Join the RASCALS Foundation for ALS Awareness Month at the big 5K Walk and Run at Tower Grove Park in St. Louis, Sunday May 4, 2014.
Posts belonging to Category ALS News
In a new study published in Nature Genetics, University of Pennsylvania researchers and colleagues have made inroads into the mechanism by which ALS acts. Working with a powerful fruit fly model of the disease, they found a way of reducing disease toxicity that slows the dysfunction of neurons and showing that a parallel mechanism can reduce toxicity in mammalian cells. Their discoveries offer the possibility of a new strategy for treating ALS.
While the size of this study is small, the ability of the specific biomarkers used to predict ALS prognosis suggests that the approach holds promise.
Traditionally, ALS patients like Mary would use a BiPAP machine to help her breathe. She’d wear a mask, tethered to a ventilator. It would force air into Mary’s lungs.
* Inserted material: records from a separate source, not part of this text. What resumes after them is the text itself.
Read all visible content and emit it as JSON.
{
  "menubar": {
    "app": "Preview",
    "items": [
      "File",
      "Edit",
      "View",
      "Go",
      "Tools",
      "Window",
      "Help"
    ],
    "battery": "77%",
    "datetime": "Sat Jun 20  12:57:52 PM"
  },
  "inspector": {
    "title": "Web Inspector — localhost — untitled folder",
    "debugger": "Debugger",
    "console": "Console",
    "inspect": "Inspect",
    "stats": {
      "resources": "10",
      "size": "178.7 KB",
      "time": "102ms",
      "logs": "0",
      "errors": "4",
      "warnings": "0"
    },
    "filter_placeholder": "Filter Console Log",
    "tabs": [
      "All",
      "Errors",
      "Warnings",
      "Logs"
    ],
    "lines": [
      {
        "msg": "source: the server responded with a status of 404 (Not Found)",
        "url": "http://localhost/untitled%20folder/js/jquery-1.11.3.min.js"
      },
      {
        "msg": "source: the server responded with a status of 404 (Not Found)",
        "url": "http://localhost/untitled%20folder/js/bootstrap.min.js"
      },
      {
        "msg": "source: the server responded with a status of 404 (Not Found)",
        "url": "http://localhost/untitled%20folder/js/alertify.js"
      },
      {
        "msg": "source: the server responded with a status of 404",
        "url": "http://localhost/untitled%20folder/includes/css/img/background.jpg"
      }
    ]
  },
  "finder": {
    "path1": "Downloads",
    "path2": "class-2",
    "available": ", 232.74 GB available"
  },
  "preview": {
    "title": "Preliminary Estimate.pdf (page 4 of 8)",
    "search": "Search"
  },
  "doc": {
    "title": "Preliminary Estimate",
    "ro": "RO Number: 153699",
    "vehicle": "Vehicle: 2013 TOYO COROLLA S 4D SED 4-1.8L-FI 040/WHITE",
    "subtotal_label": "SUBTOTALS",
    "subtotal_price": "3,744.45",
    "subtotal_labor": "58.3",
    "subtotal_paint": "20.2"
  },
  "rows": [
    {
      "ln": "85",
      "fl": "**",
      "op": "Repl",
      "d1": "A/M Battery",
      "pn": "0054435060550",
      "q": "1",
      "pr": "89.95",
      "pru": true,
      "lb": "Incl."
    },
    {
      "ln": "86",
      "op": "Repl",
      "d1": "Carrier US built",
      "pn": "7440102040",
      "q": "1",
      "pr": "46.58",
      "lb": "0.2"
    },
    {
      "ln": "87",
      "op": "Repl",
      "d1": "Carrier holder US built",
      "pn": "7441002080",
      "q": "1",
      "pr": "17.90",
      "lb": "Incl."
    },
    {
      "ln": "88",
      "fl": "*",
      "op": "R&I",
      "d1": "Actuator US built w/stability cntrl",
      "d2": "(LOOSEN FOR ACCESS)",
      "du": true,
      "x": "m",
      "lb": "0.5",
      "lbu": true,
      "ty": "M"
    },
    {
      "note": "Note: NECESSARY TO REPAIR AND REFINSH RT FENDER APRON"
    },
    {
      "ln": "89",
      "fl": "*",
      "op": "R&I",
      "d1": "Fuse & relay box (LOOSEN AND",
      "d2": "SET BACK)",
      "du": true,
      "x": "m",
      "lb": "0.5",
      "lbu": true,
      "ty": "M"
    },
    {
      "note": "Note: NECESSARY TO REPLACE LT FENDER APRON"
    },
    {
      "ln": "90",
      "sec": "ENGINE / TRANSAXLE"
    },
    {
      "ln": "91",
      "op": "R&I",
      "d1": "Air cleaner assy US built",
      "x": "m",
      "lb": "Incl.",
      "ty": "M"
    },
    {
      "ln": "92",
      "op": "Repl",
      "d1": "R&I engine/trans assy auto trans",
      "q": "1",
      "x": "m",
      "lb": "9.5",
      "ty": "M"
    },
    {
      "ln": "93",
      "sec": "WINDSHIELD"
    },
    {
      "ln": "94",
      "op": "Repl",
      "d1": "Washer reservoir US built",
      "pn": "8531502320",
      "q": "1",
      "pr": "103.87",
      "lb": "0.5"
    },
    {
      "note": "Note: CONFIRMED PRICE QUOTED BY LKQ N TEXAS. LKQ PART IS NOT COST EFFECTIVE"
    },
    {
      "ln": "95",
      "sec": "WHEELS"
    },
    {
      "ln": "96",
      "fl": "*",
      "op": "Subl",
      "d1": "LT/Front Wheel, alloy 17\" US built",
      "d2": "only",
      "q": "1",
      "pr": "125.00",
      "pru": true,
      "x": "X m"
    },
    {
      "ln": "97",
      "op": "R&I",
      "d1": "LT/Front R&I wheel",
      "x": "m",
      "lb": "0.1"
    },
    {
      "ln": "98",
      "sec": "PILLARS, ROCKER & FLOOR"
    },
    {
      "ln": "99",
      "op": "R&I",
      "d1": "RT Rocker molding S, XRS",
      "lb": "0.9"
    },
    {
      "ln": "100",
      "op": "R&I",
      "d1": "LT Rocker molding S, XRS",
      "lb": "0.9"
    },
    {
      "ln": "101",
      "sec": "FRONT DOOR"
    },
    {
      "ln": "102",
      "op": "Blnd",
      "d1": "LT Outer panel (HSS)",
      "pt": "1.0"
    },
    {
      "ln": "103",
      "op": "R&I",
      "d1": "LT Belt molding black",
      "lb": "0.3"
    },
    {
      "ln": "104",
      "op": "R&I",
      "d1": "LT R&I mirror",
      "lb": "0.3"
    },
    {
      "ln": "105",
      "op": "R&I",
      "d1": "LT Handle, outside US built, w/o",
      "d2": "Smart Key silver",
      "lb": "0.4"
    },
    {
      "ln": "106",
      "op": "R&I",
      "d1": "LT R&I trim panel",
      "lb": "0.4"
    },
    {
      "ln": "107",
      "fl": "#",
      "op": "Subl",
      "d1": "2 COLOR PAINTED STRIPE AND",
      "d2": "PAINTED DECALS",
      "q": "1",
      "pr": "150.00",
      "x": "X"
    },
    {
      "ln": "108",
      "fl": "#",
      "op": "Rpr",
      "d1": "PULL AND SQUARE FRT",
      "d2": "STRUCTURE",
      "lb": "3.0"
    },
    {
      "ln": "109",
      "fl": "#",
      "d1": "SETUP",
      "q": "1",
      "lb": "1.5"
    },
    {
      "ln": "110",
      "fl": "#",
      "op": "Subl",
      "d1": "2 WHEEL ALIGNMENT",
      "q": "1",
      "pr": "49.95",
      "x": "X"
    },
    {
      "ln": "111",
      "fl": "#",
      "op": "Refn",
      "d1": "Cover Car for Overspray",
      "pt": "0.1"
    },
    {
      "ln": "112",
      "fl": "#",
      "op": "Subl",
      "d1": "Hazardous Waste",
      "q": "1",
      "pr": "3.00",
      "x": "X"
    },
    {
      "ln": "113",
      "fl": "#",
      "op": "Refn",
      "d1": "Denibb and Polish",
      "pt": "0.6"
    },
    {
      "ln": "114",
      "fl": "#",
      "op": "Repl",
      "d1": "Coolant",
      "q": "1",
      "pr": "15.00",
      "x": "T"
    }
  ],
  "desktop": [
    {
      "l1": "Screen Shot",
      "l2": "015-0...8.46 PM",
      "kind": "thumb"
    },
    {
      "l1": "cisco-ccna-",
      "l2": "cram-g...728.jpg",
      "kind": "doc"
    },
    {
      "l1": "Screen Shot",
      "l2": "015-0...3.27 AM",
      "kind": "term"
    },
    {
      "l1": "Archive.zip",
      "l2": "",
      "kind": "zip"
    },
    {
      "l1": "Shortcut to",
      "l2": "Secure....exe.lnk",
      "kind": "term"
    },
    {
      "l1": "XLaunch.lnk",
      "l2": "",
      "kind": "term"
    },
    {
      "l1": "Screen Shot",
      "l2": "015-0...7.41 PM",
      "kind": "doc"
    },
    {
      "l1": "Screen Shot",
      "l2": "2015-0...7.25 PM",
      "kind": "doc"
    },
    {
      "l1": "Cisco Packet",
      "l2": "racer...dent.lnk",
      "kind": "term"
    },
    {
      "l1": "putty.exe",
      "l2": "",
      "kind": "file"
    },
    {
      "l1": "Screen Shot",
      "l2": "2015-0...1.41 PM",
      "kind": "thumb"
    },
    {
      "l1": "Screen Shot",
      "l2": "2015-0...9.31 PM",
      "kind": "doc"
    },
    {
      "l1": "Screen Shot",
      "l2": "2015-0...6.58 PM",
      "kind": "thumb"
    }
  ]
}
Now, Mary is the first ALS patient at The Ohio State University to be implanted with a diaphragmatic pacing system to help her strengthen her muscles.
Research led by King’s College London has identified a new genetic variant, located on chromosome 17, associated with sporadic amyotrophic lateral sclerosis (ALS) – the most common form of motor neurone disease (MND).
For patients with amyotrophic lateral sclerosis (ALS), the simple act of breathing is often a tough thing to do. Now, these patients have new hope, as a device has been approved by the U.S. Food and Drug Administration (FDA) that may help patients to breathe more easily without a ventilator.
Respiratory failure is one of the major complications associated with amyotrophic lateral sclerosis (ALS). The quest for alternative approaches for treating respiratory failure has led to the study, and subsequent FDA approval, of diaphragm pacing for use in ALS patients.
“We are very excited to announce the selection of IMS-088 as ImStar’s lead ALS compound. As we continue with preclinical development next year, we hope to establish IMS-088 as a safe and effective new drug candidate for ALS,” said Jean-Pierre Julien, ImStar’s chief scientific officer.
According to a post hoc analysis, a greater percentage of patients receiving NP001 experienced a halt in disease progression which reached statistical significance when compared to the combination of concurrent and matched historical (placebo) controls. The high dose of NP001 (2mg/kg) halted progression in 27% of patients compared to 11% of patients on placebo. Further, NP001 was found to be safe and well-tolerated in the study.
Cytokinetics will elaborate on the clinical trial design and include enrollment and baseline demographics data from BENEFIT-ALS (Blinded Evaluation of Neuromuscular Effects and Functional Improvement with Tirasemtiv in ALS), which is evaluating tirasemtiv, a novel mechanism skeletal muscle activator, as a potential treatment for patients with amyotrophic lateral sclerosis (ALS).